- Towns in Tirol are TINY, so when selecting a small town I had actually chosen something equivalent to a British village. So if you want a town in Tirol put down that you would like to live in a city and you’ll probably end up in Innsbruck which itself only has a population of about 100,000.
- Tiroleans are really friendly in terms of saying “gruas di” in the street but it’s really hard to form a friendship with them beyond that. However it is possible, you just have to be determined and a little pushy and don’t take it too personally if it takes a few months for friendships to form
What to pack
- Sensible shoes!! The likelihood is you will have to do a lot of walking and heels are just not practical. I took lots of heels with me and only wore them a few times, which leads me on to my next point...
- ... if you’re going to be a teaching assistant in Austria, take a ball dress/male equivalent. The Upper Sixth Form hold a ball in their October/November and it’s a great way to bond with your students and other teachers. I went to five balls in total so maybe pack more than one dress if you like some variety.
Unmissable eventsAustria is full of traditions and you shouldn’t miss any! Here are a few you definitely have to see/get involved in:
- Krampus: Krampus time involves the men in each town dressing up in terrifying masks and running around with Krampus sticks hitting people. It can take you by surprise the first time it happens but the Krampus parade is amazing to watch and completely unique.
- Fasching: dress up warmly and go and watch a parade on Faschingsdienstag. In Innsbruck this involves arriving into the town at about 1pm and drinking alcohol from then on. Probably one of the best days of my Year Abroad from what I can remember...
- Hahnenkammrennen: this is the downhill skiing race that takes place every year and even if you’re not into skiing in a big way you can’t afford to miss this. From Friday evening until Monday morning this small Tirolean town is taken over by winter sports fanatics from all over the world and everyone dances, sings and drinks in the street well into the early hours of each morning before getting up at 8am and heading to the Hahnenkamm to watch the race.
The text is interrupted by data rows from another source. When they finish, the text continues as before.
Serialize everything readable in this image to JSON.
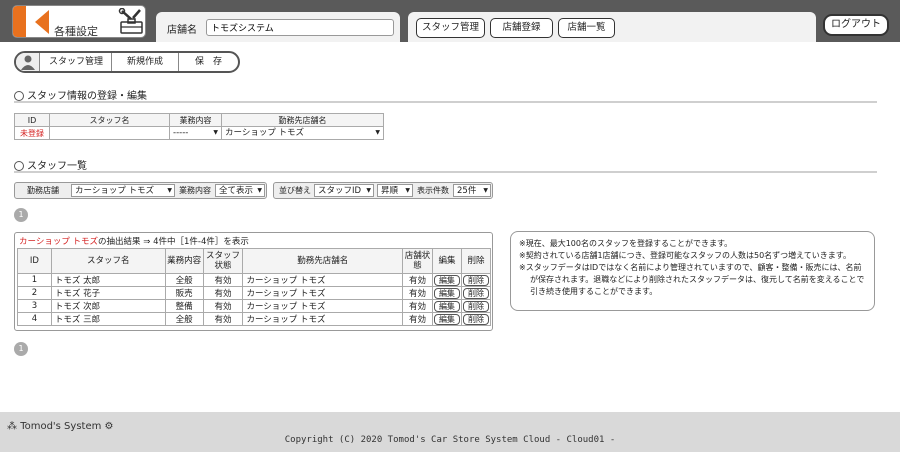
{
  "header": {
    "title": "各種設定",
    "store_label": "店舗名",
    "store_value": "トモズシステム",
    "nav": [
      "スタッフ管理",
      "店舗登録",
      "店舗一覧"
    ],
    "logout": "ログアウト"
  },
  "toolbar": {
    "staff_manage": "スタッフ管理",
    "new": "新規作成",
    "save": "保　存"
  },
  "form_section": {
    "title": "スタッフ情報の登録・編集",
    "headers": [
      "ID",
      "スタッフ名",
      "業務内容",
      "勤務先店舗名"
    ],
    "id_value": "未登録",
    "name_value": "",
    "job_value": "-----",
    "store_value": "カーショップ トモズ"
  },
  "list_section": {
    "title": "スタッフ一覧",
    "filter": {
      "store_label": "勤務店舗",
      "store_value": "カーショップ トモズ",
      "job_label": "業務内容",
      "job_value": "全て表示",
      "sort_label": "並び替え",
      "sort_value": "スタッフID",
      "order_value": "昇順",
      "count_label": "表示件数",
      "count_value": "25件"
    },
    "page": "1",
    "summary_store": "カーショップ トモズ",
    "summary_text": "の抽出結果 ⇒ 4件中［1件-4件］を表示",
    "columns": [
      "ID",
      "スタッフ名",
      "業務内容",
      "スタッフ状態",
      "勤務先店舗名",
      "店舗状態",
      "編集",
      "削除"
    ],
    "rows": [
      {
        "id": "1",
        "name": "トモズ 太郎",
        "job": "全般",
        "status": "有効",
        "store": "カーショップ トモズ",
        "store_status": "有効"
      },
      {
        "id": "2",
        "name": "トモズ 花子",
        "job": "販売",
        "status": "有効",
        "store": "カーショップ トモズ",
        "store_status": "有効"
      },
      {
        "id": "3",
        "name": "トモズ 次郎",
        "job": "整備",
        "status": "有効",
        "store": "カーショップ トモズ",
        "store_status": "有効"
      },
      {
        "id": "4",
        "name": "トモズ 三郎",
        "job": "全般",
        "status": "有効",
        "store": "カーショップ トモズ",
        "store_status": "有効"
      }
    ],
    "edit_label": "編集",
    "delete_label": "削除"
  },
  "notes": [
    "※現在、最大100名のスタッフを登録することができます。",
    "※契約されている店舗1店舗につき、登録可能なスタッフの人数は50名ずつ増えていきます。",
    "※スタッフデータはIDではなく名前により管理されていますので、顧客・整備・販売には、名前が保存されます。退職などにより削除されたスタッフデータは、復元して名前を変えることで引き続き使用することができます。"
  ],
  "footer": {
    "brand": "Tomod's System",
    "copyright": "Copyright (C) 2020 Tomod's Car Store System Cloud - Cloud01 -"
  },
  "colors": {
    "accent": "#e8711e",
    "header_bg": "#5a5a5a",
    "red": "#d42020"
  }
}
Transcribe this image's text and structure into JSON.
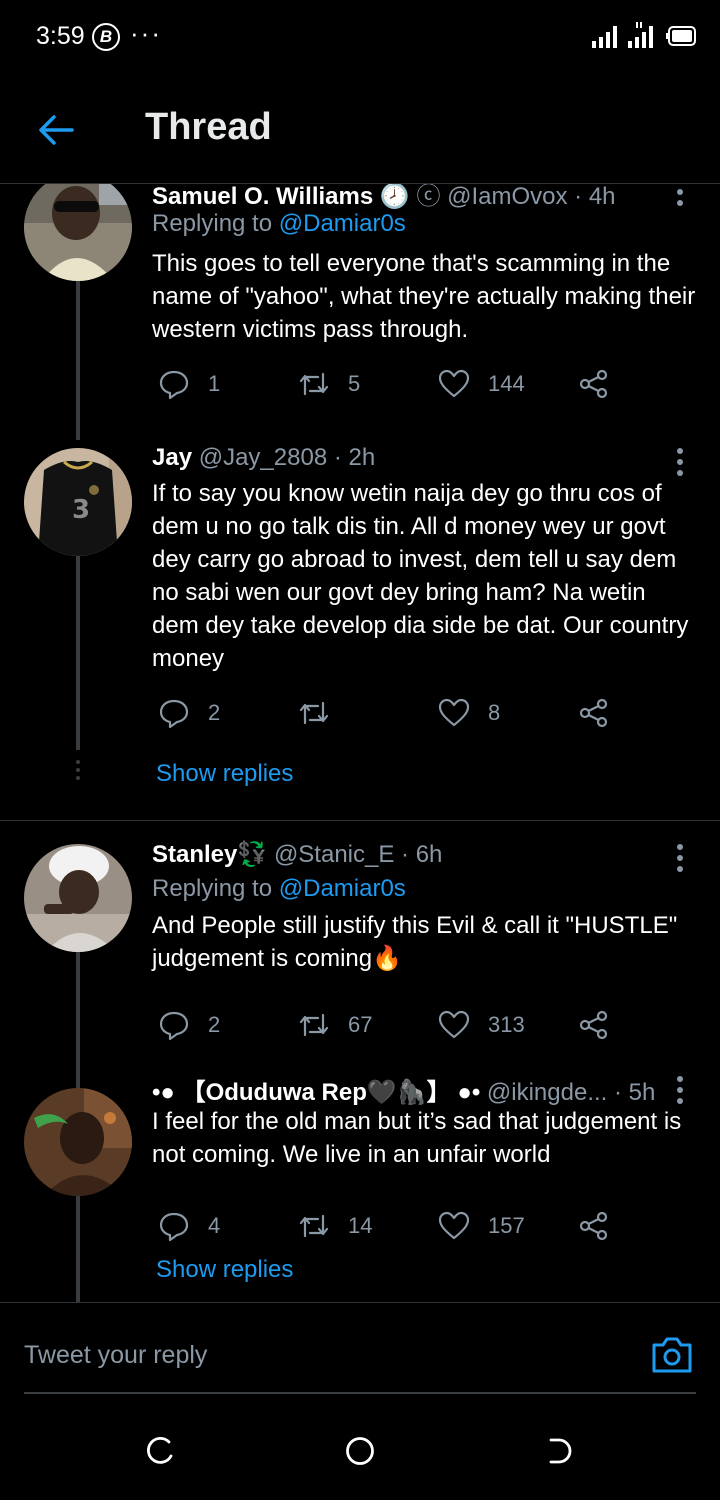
{
  "status_bar": {
    "time": "3:59",
    "b_badge": "B",
    "more": "···"
  },
  "header": {
    "title": "Thread"
  },
  "tweets": [
    {
      "name": "Samuel O. Williams",
      "meta": "ⓒ @IamOvox · 4h",
      "replying_label": "Replying to ",
      "replying_handle": "@Damiar0s",
      "text": "This goes to tell everyone that's scamming in the name of \"yahoo\", what they're actually making their western victims pass through.",
      "reply_count": "1",
      "retweet_count": "5",
      "like_count": "144"
    },
    {
      "name": "Jay",
      "meta": "@Jay_2808 · 2h",
      "text": "If to say you know wetin naija dey go thru cos of dem u no go talk dis tin. All d money wey ur govt dey carry go abroad to invest, dem tell u say dem no sabi wen our govt dey bring ham? Na wetin dem dey take develop dia side be dat. Our country money",
      "reply_count": "2",
      "retweet_count": "",
      "like_count": "8",
      "show_replies": "Show replies"
    },
    {
      "name": "Stanley",
      "name_emoji": "💱",
      "meta": "@Stanic_E · 6h",
      "replying_label": "Replying to ",
      "replying_handle": "@Damiar0s",
      "text": "And People still justify this Evil & call it \"HUSTLE\" judgement is coming🔥",
      "reply_count": "2",
      "retweet_count": "67",
      "like_count": "313"
    },
    {
      "name": "•● 【Oduduwa Rep🖤🦍】 ●•",
      "meta": "@ikingde... · 5h",
      "text": "I feel for the old man but it’s sad that judgement is not coming. We live in an unfair world",
      "reply_count": "4",
      "retweet_count": "14",
      "like_count": "157",
      "show_replies": "Show replies"
    }
  ],
  "composer": {
    "placeholder": "Tweet your reply"
  },
  "colors": {
    "accent": "#1d9bf0",
    "muted": "#8b98a5",
    "background": "#000000",
    "divider": "#2f3336"
  }
}
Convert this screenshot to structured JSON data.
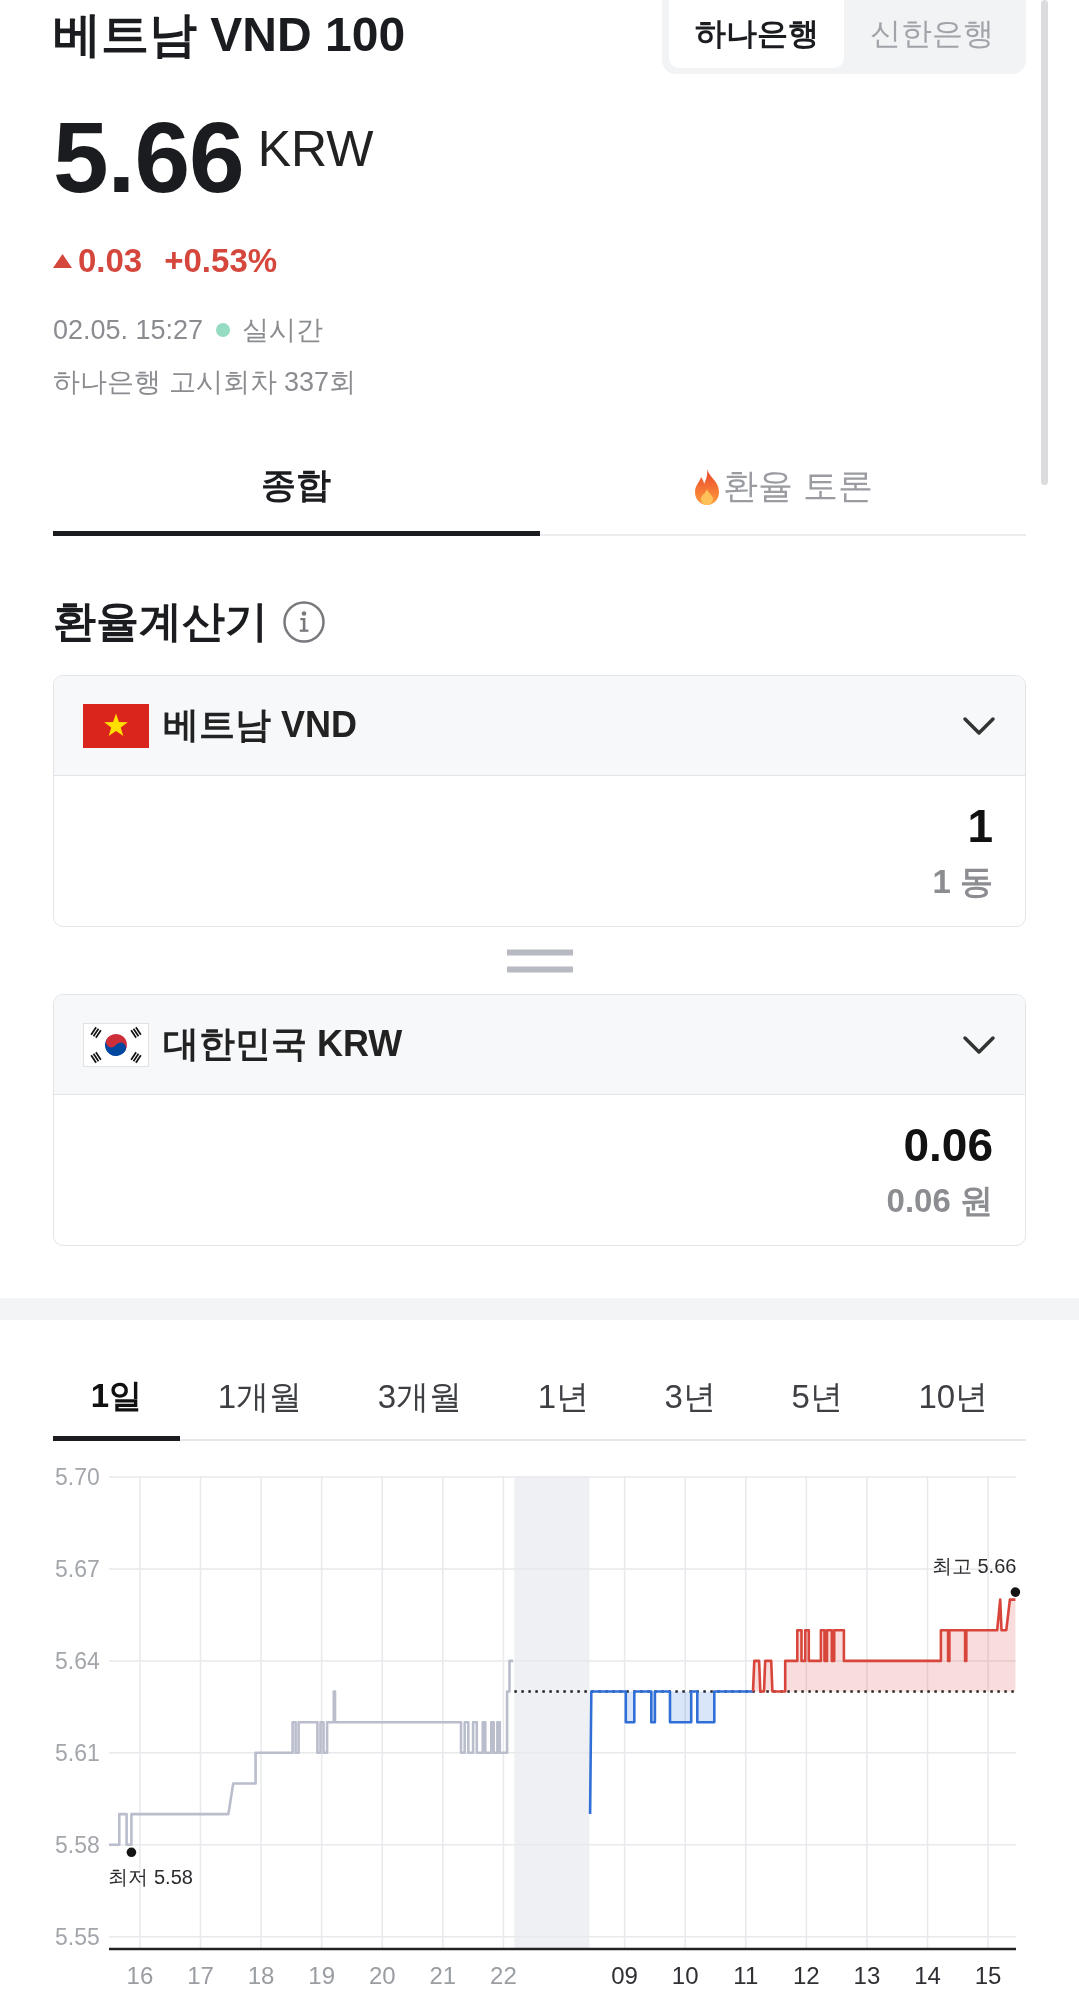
{
  "header": {
    "title": "베트남 VND 100",
    "banks": [
      {
        "label": "하나은행",
        "selected": true
      },
      {
        "label": "신한은행",
        "selected": false
      }
    ]
  },
  "quote": {
    "price": "5.66",
    "unit": "KRW",
    "rising": true,
    "change": "0.03",
    "change_percent": "+0.53%",
    "timestamp": "02.05. 15:27",
    "live": true,
    "live_label": "실시간",
    "notice": "하나은행 고시회차 337회"
  },
  "tabs": [
    {
      "label": "종합",
      "selected": true,
      "kind": "plain"
    },
    {
      "label": "환율 토론",
      "selected": false,
      "kind": "trending"
    }
  ],
  "calculator": {
    "title": "환율계산기",
    "currencies": [
      {
        "kind": "vnd",
        "name": "베트남 VND",
        "amount": "1",
        "amount_text": "1 동"
      },
      {
        "kind": "krw",
        "name": "대한민국 KRW",
        "amount": "0.06",
        "amount_text": "0.06 원"
      }
    ]
  },
  "chart": {
    "periods": [
      {
        "label": "1일",
        "selected": true
      },
      {
        "label": "1개월",
        "selected": false
      },
      {
        "label": "3개월",
        "selected": false
      },
      {
        "label": "1년",
        "selected": false
      },
      {
        "label": "3년",
        "selected": false
      },
      {
        "label": "5년",
        "selected": false
      },
      {
        "label": "10년",
        "selected": false
      }
    ],
    "sessions": [
      {
        "current": false,
        "chart_data": {
          "type": "line",
          "grid": true,
          "xlim": [
            15.49,
            22.18
          ],
          "ylim": [
            5.546,
            5.7
          ],
          "xticks": [
            16,
            17,
            18,
            19,
            20,
            21,
            22
          ],
          "yticks": [
            5.55,
            5.58,
            5.61,
            5.64,
            5.67,
            {
              "value": 5.7,
              "label": "5.70"
            }
          ],
          "series": [
            {
              "color": "#b9bdcc",
              "x": [
                15.49,
                15.66,
                15.66,
                15.78,
                15.78,
                15.86,
                15.86,
                17.46,
                17.54,
                17.91,
                17.91,
                18.52,
                18.52,
                18.57,
                18.57,
                18.62,
                18.62,
                18.93,
                18.93,
                18.98,
                18.98,
                19.03,
                19.03,
                19.09,
                19.09,
                19.2,
                19.2,
                19.22,
                19.22,
                21.3,
                21.3,
                21.36,
                21.36,
                21.42,
                21.42,
                21.5,
                21.5,
                21.56,
                21.56,
                21.66,
                21.66,
                21.7,
                21.7,
                21.8,
                21.8,
                21.84,
                21.84,
                21.9,
                21.9,
                21.94,
                21.94,
                22.06,
                22.06,
                22.1,
                22.1,
                22.16
              ],
              "values": [
                5.58,
                5.58,
                5.59,
                5.59,
                5.58,
                5.58,
                5.59,
                5.59,
                5.6,
                5.6,
                5.61,
                5.61,
                5.62,
                5.62,
                5.61,
                5.61,
                5.62,
                5.62,
                5.61,
                5.61,
                5.62,
                5.62,
                5.61,
                5.61,
                5.62,
                5.62,
                5.63,
                5.63,
                5.62,
                5.62,
                5.61,
                5.61,
                5.62,
                5.62,
                5.61,
                5.61,
                5.62,
                5.62,
                5.61,
                5.61,
                5.62,
                5.62,
                5.61,
                5.61,
                5.62,
                5.62,
                5.61,
                5.61,
                5.62,
                5.62,
                5.61,
                5.61,
                5.63,
                5.63,
                5.64,
                5.64
              ]
            }
          ],
          "annotations": [
            {
              "text": "최저 5.58"
            }
          ]
        }
      },
      {
        "current": true,
        "chart_data": {
          "type": "line",
          "grid": true,
          "xlim": [
            7.18,
            15.46
          ],
          "ylim": [
            5.546,
            5.7
          ],
          "xticks": [
            {
              "value": 9,
              "label": "09"
            },
            10,
            11,
            12,
            13,
            14,
            15
          ],
          "series": [
            {
              "color": "#2f6fd6",
              "x": [
                8.43,
                8.45,
                9.02,
                9.02,
                9.16,
                9.16,
                9.44,
                9.44,
                9.5,
                9.5,
                9.75,
                9.75,
                10.1,
                10.1,
                10.2,
                10.2,
                10.48,
                10.48,
                11.12
              ],
              "values": [
                5.59,
                5.63,
                5.63,
                5.62,
                5.62,
                5.63,
                5.63,
                5.62,
                5.62,
                5.63,
                5.63,
                5.62,
                5.62,
                5.63,
                5.63,
                5.62,
                5.62,
                5.63,
                5.63
              ]
            },
            {
              "color": "#d8453b",
              "x": [
                11.12,
                11.14,
                11.22,
                11.24,
                11.3,
                11.32,
                11.42,
                11.44,
                11.65,
                11.65,
                11.85,
                11.85,
                11.92,
                11.92,
                11.98,
                11.98,
                12.04,
                12.04,
                12.24,
                12.24,
                12.3,
                12.3,
                12.34,
                12.34,
                12.42,
                12.42,
                12.46,
                12.46,
                12.62,
                12.62,
                14.22,
                14.22,
                14.34,
                14.34,
                14.36,
                14.36,
                14.62,
                14.62,
                14.64,
                14.64,
                15.15,
                15.2,
                15.22,
                15.3,
                15.36,
                15.45
              ],
              "values": [
                5.63,
                5.64,
                5.64,
                5.63,
                5.63,
                5.64,
                5.64,
                5.63,
                5.63,
                5.64,
                5.64,
                5.65,
                5.65,
                5.64,
                5.64,
                5.65,
                5.65,
                5.64,
                5.64,
                5.65,
                5.65,
                5.64,
                5.64,
                5.65,
                5.65,
                5.64,
                5.64,
                5.65,
                5.65,
                5.64,
                5.64,
                5.65,
                5.65,
                5.64,
                5.64,
                5.65,
                5.65,
                5.64,
                5.64,
                5.65,
                5.65,
                5.66,
                5.65,
                5.65,
                5.66,
                5.66
              ]
            }
          ],
          "bands": [
            {
              "axis": "x",
              "from": 7.18,
              "to": 8.42
            }
          ],
          "ref_lines": [
            {
              "axis": "y",
              "value": 5.63
            }
          ],
          "annotations": [
            {
              "text": "최고 5.66"
            }
          ]
        }
      }
    ]
  }
}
The atmosphere is unbeatable and the opportunity to talk lots of German should never be passed up.
- Christmas Markets: Glühwein and Lebküchen. Enough said.
One of the first things you should do when you arrive in Austria is buy a Vorteilscard which you can get online or from any Hauptbahnhof. These will save you a fortune on travel within Austria (a Young Person's card costs €19,90) and once you’re signed up to oebb.at you will receive e-mails about cheap tickets to lots of destinations outside of Austria as well.
Top 10 things to do in Tirol
- Drink Glühwein at the Christmas Markets
- Get adventurous at Area 47, Ötztal
- Watch the breathtaking Hahnenkammrennen
- Spend a sunny afternoon at the Alpine Zoo
- Have an aperol in Innsbruck Altstadt
- Climb a mountain and enjoy a Stiegl at the top
- Travel around all the small towns – they’re hidden gems.
- Eat Tiroler Bauerngröstl - Absolutely. Delicious.
- Leave and visit the other beautiful parts of Austria!
Most importantly of all, just make the most of all the opportunities you have whilst abroad. Grillen with your school teachers may not sound your thing but it will give you the chance to speak lots of German and you’re bound to meet new people and make new friends. Enjoy the community feel in the little towns and living in one of the most beautiful countries in Europe. The mountain behind my house took my breath away right until the day I left so it seems the guidebook based choice was the right one I guess...